Our vegan dinner shared this sensibility. The first popular vegetarian restaurants in the US—predecessors of the Black Cat Café—were hippie establishments. Think of Woody Allen in Annie Hall, having lunch in California, ordering “mashed yeast” and looking very uncomfortable. The Sex Pistols probably wouldn’t have cared for that restaurant either. In fact the conversation about food might not have landed on the punk table until the Smiths song “Meat Is Murder” met the ideology of the American straight edge punk movement and gave birth to the vegan punks behind the Black Cat and its ilk. Joshua Ploeg slyly acknowledges his vegetarian lineage by calling his chapter “Not Your Grandpa’s Hardcore Vegan Punk Slop.” Finding his own democratic sweet spot, Ploeg invites everybody to the vegan punk party—instead of dissing grandpa, he takes his crappy veggie chili and makes it new and better.

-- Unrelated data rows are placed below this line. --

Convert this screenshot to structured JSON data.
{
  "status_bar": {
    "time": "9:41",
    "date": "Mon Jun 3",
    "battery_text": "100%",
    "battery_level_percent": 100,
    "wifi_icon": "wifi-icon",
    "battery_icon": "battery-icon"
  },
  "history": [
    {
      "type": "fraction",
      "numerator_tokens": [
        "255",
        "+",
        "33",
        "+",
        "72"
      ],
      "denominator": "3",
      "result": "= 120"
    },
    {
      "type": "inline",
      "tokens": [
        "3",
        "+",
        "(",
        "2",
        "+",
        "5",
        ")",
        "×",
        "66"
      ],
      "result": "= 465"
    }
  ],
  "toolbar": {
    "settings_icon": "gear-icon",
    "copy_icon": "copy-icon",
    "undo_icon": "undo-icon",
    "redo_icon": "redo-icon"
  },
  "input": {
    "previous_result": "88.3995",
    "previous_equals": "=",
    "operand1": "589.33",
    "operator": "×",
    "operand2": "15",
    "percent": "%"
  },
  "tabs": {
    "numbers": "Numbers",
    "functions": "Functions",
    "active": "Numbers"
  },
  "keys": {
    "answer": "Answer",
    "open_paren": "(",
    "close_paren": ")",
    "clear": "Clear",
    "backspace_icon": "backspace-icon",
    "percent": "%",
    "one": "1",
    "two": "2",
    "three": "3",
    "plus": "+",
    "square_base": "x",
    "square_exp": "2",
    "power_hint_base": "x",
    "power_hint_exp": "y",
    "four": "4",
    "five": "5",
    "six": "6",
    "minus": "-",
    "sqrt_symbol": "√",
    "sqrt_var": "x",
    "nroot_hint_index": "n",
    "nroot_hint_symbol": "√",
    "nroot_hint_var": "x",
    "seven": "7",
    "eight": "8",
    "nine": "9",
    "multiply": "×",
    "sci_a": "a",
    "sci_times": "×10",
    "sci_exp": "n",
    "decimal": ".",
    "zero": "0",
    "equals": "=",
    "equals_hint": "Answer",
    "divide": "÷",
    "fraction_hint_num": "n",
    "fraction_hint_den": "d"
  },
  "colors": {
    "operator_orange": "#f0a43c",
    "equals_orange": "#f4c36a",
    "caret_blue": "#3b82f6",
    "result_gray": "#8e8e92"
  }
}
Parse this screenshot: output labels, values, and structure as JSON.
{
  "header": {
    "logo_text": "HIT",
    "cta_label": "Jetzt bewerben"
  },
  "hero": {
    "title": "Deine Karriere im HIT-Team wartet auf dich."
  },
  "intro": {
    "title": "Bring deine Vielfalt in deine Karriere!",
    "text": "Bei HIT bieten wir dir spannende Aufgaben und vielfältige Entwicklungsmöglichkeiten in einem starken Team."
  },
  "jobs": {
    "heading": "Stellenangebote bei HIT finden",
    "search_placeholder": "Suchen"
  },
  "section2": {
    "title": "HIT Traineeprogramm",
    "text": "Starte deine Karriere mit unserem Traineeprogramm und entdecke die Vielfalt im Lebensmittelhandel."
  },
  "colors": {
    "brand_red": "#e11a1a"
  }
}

We made our way to the last song, “The World’s a Mess It’s In My Kiss” and Henry, who had made himself a sandwich, said he liked that song best. He was obviously searching for something nice to say: “I don’t hate this album as much as that Sex Pistols record.”
He added, absentmindedly, “Punk seems so angry.” Jake mentioned Columbine. Sandy Hook. Great, now we’d managed to bring rape and school shootings to the dinner table. It seemed like the right time to make milkshakes. Jake’s point lingered—the world is more of a mess than ever, but are kids allowed to be openly angry anymore, to dress in black and gather above Salvation Army stores? Doing so might invoke suspicion of activity way scarier than slam dancing.
I’m happy to report that the milkshake was brilliant, a complex blend of strawberries, bananas, melted chocolate, coconut cream, cashews, lemon juice, dates, salt, and vanilla. “This is a great punk milkshake,” said Henry, with just a smidge of mockery in his tone. But he inhaled the whole thing. Maybe it’s true, what Barack Obama said about my son’s generation: “They’re better than us.” Is it because they want to be or because they have to be? Henry plans to spend his summer helping dogs. And wearing flip flops. Hippie. But I have to accept the possibility that he is way punker than me.
Freda Love Smith is a drummer and writer whose food memoir, Red Velvet Underground, is forthcoming on Agate. She blogs here. Follow her on Twitter: @fredalovesmith.